Seaworld Finally Admits That 'Blackfish' Hurt Profits and Attendance
Finally, Seaworld admits that 'Blackfish' caused them some bother
Blackfish, the celebrated, award-winning documentary focussing on the captivity of Tilikum, an orca involved in the deaths of three individuals, and the consequences of keeping orcas in captivity, turned heads and raised awareness about the activities of businesses like Seaworld.
SeaWorld's stock has plummeted since Blackfish [Getty/Matt Stroshane]
But, despite the damning evidence via interviews and scientific reports featured in the documentary, Seaworld insisted that neither profits or attendances were damaged by the release of the documentary. In fact, CEO Jim Atchison said in March that they even benefited from the piece.
“As much as we’re asked that, we can see no noticeable impact on our business,” he said, calling assertions the company mistreats animals “a fundamental mischaracterization.” He added: “The movie in some ways has actually made perhaps more interest in marine mammal parks and actually even about us, so we’ve seen that reflected through certain visitor profiles and certain guest comments and things we get.”
But now, Seaworld have admitted, albeit indirectly, that the doc has in fact hurt them in a press release announcing their performance. The company, whose stock is plummeting by more than 20% today, blamed people taking a rain check on their parks on "recent media attention surrounding proposed legislation in the state of California."
Expected revenues of $445m for the second quarter of the year were not met, only reaching $405m. “Until today’s report we were willing to . . . take SeaWorld’s word that there was no discernible impact,” said Tim Nollen of investment film Macquarie. “This report was notably worse than previous reports."

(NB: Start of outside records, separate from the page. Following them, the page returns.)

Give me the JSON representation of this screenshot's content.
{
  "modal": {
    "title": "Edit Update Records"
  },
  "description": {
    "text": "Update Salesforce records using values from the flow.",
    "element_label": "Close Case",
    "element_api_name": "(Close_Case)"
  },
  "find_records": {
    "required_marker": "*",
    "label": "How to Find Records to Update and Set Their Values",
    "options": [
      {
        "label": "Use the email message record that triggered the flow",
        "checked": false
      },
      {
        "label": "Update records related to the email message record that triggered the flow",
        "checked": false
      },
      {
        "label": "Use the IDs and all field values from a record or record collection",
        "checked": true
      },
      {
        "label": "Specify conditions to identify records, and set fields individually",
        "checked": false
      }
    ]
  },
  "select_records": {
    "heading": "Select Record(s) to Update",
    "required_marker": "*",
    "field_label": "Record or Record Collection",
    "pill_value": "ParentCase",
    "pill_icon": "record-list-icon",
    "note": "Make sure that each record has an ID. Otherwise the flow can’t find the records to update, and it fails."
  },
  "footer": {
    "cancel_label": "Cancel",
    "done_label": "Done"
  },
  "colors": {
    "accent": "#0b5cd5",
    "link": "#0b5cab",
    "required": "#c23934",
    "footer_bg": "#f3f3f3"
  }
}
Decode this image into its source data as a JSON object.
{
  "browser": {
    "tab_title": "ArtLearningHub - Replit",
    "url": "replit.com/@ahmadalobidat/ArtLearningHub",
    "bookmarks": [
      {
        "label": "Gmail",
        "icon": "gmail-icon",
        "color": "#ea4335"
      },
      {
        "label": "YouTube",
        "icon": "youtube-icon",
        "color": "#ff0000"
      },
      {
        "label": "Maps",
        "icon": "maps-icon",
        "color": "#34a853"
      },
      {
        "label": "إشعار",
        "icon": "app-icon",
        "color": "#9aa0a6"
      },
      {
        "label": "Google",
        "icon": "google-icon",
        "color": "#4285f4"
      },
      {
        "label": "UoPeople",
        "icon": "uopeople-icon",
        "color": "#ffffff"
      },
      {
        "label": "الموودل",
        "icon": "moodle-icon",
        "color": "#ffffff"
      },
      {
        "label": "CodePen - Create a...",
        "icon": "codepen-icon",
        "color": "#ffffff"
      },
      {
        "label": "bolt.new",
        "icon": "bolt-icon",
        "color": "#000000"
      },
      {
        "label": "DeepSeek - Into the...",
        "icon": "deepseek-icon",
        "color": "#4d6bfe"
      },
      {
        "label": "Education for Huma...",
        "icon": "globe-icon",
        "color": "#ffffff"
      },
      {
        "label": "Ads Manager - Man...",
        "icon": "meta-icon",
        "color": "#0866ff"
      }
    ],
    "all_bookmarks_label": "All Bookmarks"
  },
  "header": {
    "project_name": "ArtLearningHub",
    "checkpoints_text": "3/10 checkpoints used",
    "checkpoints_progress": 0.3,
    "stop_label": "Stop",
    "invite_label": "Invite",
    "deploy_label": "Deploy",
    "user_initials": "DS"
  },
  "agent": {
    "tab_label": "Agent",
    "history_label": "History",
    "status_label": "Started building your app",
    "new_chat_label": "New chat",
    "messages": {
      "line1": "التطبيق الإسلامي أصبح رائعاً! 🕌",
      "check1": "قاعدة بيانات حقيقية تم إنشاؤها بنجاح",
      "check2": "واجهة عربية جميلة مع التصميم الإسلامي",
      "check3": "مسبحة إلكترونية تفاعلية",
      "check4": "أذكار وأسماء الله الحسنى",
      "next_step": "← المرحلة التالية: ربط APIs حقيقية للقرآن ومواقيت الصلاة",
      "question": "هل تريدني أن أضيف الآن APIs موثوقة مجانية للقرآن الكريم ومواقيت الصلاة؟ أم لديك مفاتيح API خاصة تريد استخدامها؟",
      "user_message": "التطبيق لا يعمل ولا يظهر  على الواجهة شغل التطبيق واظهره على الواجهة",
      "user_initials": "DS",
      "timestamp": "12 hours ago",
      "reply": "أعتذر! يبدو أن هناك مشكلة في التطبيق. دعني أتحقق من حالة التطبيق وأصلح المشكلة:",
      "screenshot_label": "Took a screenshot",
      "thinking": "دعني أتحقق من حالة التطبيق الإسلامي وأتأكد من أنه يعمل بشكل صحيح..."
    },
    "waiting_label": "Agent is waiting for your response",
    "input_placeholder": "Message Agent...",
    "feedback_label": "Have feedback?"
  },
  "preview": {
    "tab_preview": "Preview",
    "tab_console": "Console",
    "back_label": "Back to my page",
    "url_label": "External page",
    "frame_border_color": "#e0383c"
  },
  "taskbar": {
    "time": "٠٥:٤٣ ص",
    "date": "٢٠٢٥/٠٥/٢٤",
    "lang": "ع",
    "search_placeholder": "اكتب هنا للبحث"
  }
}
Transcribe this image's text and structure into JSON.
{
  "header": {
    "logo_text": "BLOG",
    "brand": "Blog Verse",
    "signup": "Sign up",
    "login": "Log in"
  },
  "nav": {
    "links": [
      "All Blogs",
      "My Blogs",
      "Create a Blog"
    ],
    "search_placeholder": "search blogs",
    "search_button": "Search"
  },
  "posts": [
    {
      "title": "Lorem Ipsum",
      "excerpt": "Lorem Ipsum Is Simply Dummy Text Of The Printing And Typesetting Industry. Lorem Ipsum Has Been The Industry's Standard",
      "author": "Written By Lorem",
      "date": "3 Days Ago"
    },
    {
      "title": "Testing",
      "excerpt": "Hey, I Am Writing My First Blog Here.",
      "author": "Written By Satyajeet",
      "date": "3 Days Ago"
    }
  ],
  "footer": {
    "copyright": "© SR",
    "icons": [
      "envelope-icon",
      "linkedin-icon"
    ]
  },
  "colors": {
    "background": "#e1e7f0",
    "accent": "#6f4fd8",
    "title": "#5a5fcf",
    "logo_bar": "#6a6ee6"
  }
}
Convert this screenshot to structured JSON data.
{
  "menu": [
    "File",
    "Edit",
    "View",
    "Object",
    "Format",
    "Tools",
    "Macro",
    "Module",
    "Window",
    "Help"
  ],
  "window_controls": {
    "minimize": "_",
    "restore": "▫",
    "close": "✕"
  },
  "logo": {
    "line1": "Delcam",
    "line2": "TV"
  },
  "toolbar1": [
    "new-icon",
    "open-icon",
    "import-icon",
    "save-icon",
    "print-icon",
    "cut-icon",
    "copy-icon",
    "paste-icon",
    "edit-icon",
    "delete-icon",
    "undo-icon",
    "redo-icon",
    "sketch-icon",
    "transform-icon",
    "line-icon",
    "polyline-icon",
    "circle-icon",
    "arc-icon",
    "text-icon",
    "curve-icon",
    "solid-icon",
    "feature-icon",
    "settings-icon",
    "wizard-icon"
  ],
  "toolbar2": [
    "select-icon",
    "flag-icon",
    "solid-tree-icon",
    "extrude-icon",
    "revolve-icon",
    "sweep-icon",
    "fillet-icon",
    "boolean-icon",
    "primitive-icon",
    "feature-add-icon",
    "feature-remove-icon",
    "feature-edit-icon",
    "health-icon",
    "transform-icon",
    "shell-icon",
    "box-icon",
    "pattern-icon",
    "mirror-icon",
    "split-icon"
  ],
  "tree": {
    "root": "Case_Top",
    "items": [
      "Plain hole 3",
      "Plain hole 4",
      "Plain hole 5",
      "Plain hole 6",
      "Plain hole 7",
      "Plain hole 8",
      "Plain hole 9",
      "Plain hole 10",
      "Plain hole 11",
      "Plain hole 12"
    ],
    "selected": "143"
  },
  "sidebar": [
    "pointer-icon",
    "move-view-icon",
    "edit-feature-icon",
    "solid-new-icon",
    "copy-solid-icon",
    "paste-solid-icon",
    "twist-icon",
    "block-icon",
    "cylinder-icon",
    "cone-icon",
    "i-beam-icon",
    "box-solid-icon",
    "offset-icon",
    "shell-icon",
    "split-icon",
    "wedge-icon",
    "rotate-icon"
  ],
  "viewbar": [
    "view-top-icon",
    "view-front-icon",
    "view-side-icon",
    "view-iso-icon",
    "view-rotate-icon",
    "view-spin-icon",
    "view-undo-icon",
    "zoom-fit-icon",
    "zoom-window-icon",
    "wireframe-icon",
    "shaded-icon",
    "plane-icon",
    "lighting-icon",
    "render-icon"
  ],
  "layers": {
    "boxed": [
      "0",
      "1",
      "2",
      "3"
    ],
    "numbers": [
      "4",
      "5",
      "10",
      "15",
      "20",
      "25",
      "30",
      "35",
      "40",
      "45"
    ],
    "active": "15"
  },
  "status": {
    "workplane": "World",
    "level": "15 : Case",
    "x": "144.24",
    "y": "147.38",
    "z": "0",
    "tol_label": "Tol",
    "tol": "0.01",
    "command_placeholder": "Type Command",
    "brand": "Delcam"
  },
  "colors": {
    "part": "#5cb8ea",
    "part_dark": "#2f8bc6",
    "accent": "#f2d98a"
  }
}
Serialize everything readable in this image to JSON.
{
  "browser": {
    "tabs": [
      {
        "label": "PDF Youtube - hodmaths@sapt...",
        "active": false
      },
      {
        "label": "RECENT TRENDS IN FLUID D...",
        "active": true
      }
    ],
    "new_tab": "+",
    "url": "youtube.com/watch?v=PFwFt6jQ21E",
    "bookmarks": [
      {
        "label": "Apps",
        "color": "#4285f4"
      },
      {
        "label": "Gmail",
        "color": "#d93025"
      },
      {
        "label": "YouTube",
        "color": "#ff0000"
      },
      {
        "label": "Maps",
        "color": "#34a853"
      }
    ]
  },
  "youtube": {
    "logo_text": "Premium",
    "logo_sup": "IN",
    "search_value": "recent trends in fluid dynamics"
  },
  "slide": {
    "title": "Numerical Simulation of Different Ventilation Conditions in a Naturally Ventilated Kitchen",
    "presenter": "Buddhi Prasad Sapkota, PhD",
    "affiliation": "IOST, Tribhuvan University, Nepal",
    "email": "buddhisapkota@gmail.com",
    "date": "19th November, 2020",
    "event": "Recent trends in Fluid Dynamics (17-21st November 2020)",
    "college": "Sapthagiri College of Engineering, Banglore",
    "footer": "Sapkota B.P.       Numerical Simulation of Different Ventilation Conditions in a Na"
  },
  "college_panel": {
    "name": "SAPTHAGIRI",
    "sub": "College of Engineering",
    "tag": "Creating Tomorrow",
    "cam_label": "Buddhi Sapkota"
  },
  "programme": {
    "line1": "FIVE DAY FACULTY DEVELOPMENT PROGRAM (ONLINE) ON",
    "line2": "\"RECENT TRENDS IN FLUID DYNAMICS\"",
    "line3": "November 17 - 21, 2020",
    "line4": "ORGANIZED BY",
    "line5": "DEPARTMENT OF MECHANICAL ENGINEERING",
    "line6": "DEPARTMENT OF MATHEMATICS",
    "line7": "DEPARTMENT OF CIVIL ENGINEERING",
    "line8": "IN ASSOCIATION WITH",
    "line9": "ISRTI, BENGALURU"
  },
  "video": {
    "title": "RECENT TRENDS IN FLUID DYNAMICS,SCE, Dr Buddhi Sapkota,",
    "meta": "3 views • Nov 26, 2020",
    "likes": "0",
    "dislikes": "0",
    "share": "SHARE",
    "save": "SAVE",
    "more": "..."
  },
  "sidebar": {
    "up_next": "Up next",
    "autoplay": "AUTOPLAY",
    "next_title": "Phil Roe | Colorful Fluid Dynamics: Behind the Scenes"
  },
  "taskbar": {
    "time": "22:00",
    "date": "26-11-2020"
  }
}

The film did have its critics, though. Orca trainers have come out fighting against the film, with former trainer Mark Simmons calling it a "crusade against SeaWorld and zoological care in general... engineered by a perfect marriage between sensational animal rights organizations and disgruntled ex-SeaWorld employees."